I recently place an order for a Glowforge Pro and I’m planning on using this machine to cut through 1/8" birch plywood for a product I plan to sell. I understand that this machine comes with a crumb tray but I’m curious how well it prevents flashback or underside burns.
I want there to be zero underside burns. Is it reasonable to expect this from this machine or should I look at an Epilog machine? Any advice wood be greatly appreciated.
If you don’t use masking, there is a good chance you may get some flashback. You can search the forum for “flashback” and get some other ideas as well (I believe someone used aluminum foil on the tray?). But I would look at using a masking (lots of choices for that as well-some better - again, search forum for “masking”) Good luck in your venture - hope your arrives quickly!!
I think it’s reasonable to expect no flashback. Flashback can be an issue on any laser and I think preventing it has much to do with using the correct settings and masking than it does the specific honeycomb tray you use. I only use masking about half the time and I still don’t typically have a big issue with flashback. That being said, Epilogs seem like a good machines.
I use baltic birch plywood pretty exclusively and get very minor flashback about 50% of the time. Taking a few seconds to mask (or sand it, I suppose) would resolve the issue 100%. I could also probably run some tests and really dial in the settings - literally saw someone mention theirs on the forum, and stole them for my very own. They worked, never bothered to try anything else - but that probably tells you how minor any flashback I get is.
Honestly, it seems super weird to me that the deciding factor between a glowforge and epilog would be flashback. It feels like choosing a car based on the cup holders.

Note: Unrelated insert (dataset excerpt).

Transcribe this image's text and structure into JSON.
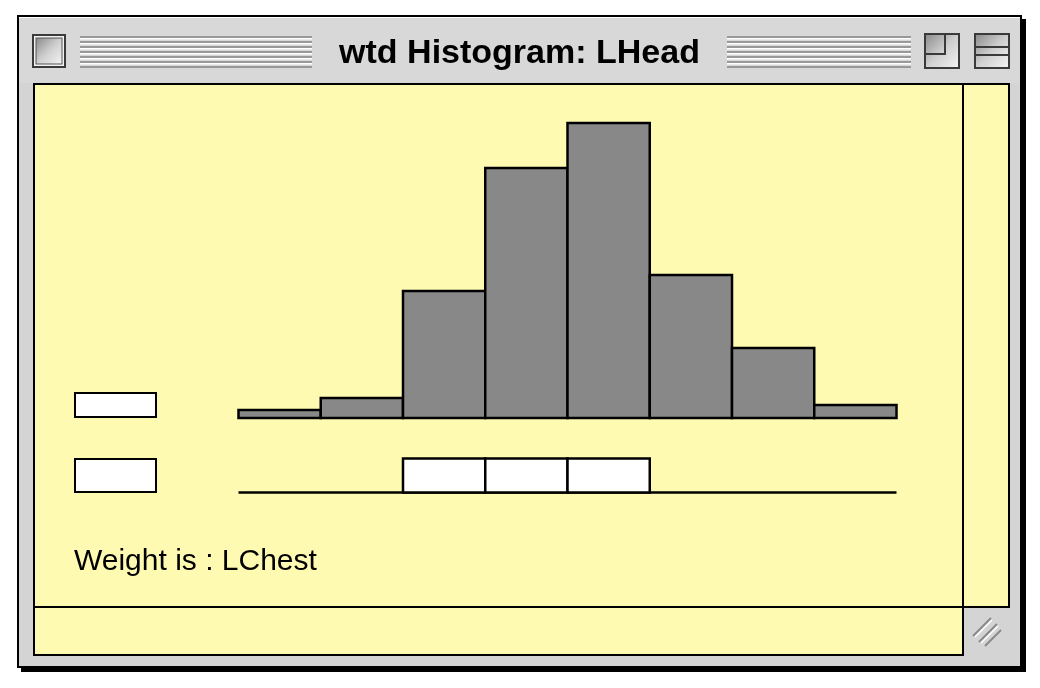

I get flashback sometimes on my BB, but I also don’t mask the back or put anything on my crumb tray to catch it. Either of those works just fine in my experience, I mostly just don’t bother. I just assemble with those bits facing in
Also, FWIW, I find that I get the most flashback with cuts that have a lot of corners (no real surprise there) so that the head moves more slowly than usual and sometimes comes to a stop. In theory, software could eventually fix this issue.
I believe that the quality of ply you use also matters. Regular BB is B/BB face graded and include some defects in the inner plies. But the thickness of the plies allows for sanding. If you have intricate designs that wouldn’t stand up to the vibrations of the sanders I would mask, but if it’s simple shapes I think sanding is easier.
If you’re using birch ply with a better face plies they tend to be extremely thin and I would just mask them because sanding might go right through parts of the veneer. Unless you use pre finished ply which would be easier to clean with a quick wipe of alcohol.
I have had a lot of success using baltic birch without getting any flashback by using power 100 instead of the max power setting. When using max power there are always burns on the underside and setting it to 100 it’s always clean.
Through trial and error, I’ve found settings for each material that I’ve used where there isn’t any flashback. It’s likely not the most optimal from a speed perspective and you will still have to clean the smoke residue off the top.